It is recommended that surgical teams hold detailed discussions about playing music during an operation, with particular emphasis on taking into consideration the views of nurses and other staff members. This can be used to make sure that everyone has introduced themselves and all are involved with clear details and a plan for the operation. Perhaps, introducing a standard check and agreement prior to surgery to voice concerns about music and for teams to ensure that music remains at a volume low enough will create a comfortable working environment for staff who may be more sensitive to noise and/or prefer less noise. It is also important to remember the use of music, although very beneficial in performance and time in the operating rooms, is dependent on time, place, and surgical staff preferences.
Music therapy is an low-cost and non-invasive technique that can significantly enhance patient satisfaction and health and decrease patients operative stress, pain, and awareness. Surgery and anesthesia are known to be generally unpleasant experiences for patients and can be a serious source of stress and anxiety that can undo the desired reduced anxiety and pain. The several experimental studies discussed have evaluated the effects of music therapy in improving the quality of perioperative care.
The significance of music therapy is still a generally lesser known practice within a surgical procedure. Some surgeons believe music reduces stress and operative time, while others think music is a distraction and should be avoided. However, many operating rooms now routinely include a soundtrack to go with surgery. Music played during surgeries shows patients that were unconscious seemed to be experiencing associated pain relief before, during, and after surgery as well as reduced anxiety (Palmer 34). Future work and studies should be done more to determine the lasting effects of music used in the operating room. Music as a therapeutic tool before and after surgery should be continued within operating rooms and practices. Beyond a mental therapy, it is clear music has significant potential beyond what we currently recognize.

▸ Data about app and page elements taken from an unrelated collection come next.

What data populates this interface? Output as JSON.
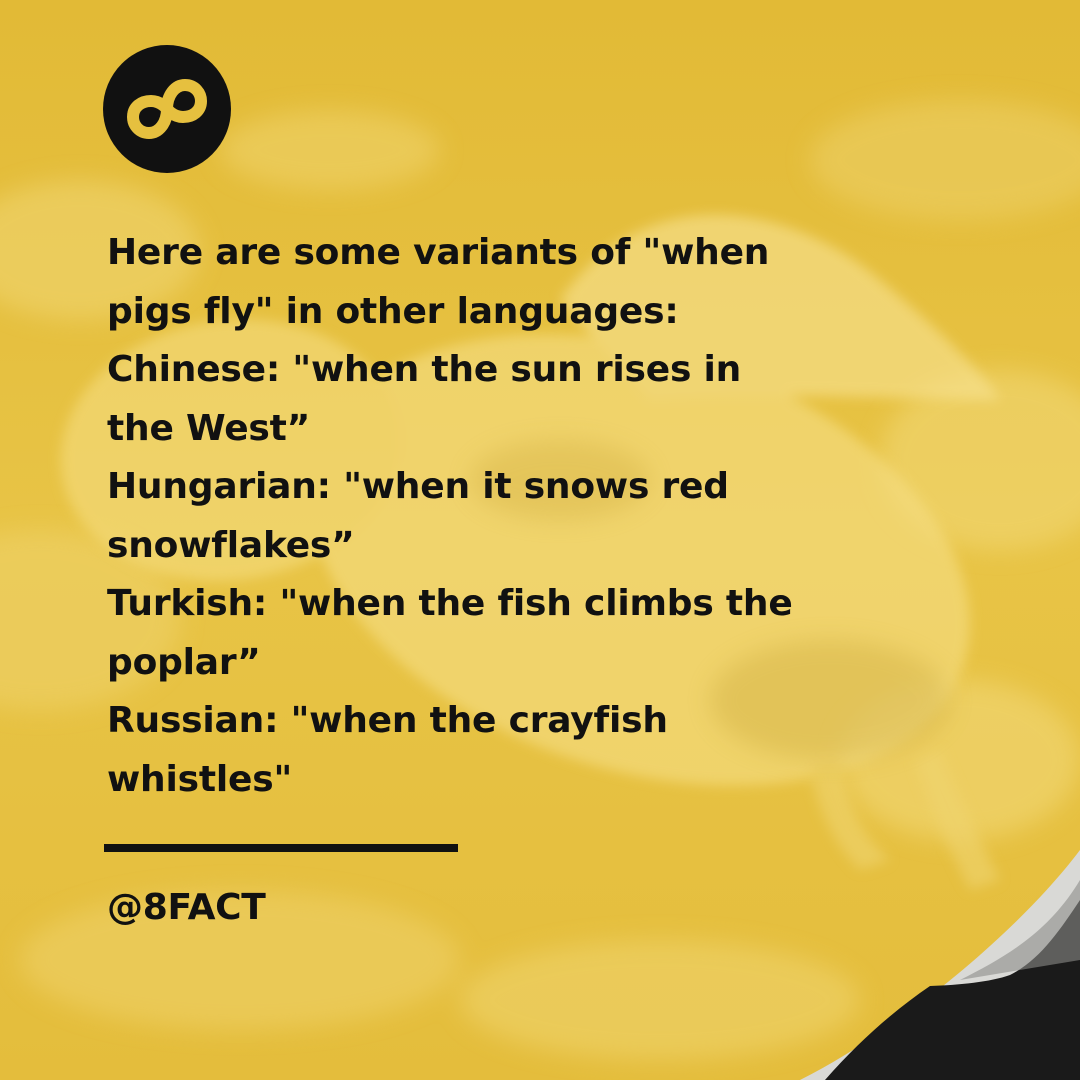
{
  "brand": {
    "logo_icon": "infinity-eight-icon",
    "handle": "@8FACT"
  },
  "fact": {
    "lines": [
      "Here are some variants of \"when",
      "pigs fly\" in other languages:",
      "Chinese: \"when the sun rises in",
      "the West”",
      "Hungarian: \"when it snows red",
      "snowflakes”",
      "Turkish: \"when the fish climbs the",
      "poplar”",
      "Russian: \"when the crayfish",
      "whistles\""
    ]
  },
  "colors": {
    "background": "#e6c03f",
    "text": "#111111",
    "logo_circle": "#111111",
    "logo_symbol": "#e6c03f",
    "corner_dark": "#1a1a1a"
  }
}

While there is an understanding that music has the power to heal emotionally, the physical benefits both within and beyond the surgical room are still unclear and should be further studied. Music therapy is still a rarely practiced tool used within the perioperative environment and more recently used before and after procedures, but research does suggest a possibly positive influence on both the efficacy in surgeons performance and also patients healing processes. With the proper research and restrictions, music in the operating rooms has the potential to improve many parts of a surgical process. If music has the ability to relieve stress and in turn expedite the healing process of an individual, the understanding of music therapy is underrepresented and needs to be considered far more among the medical and science communities.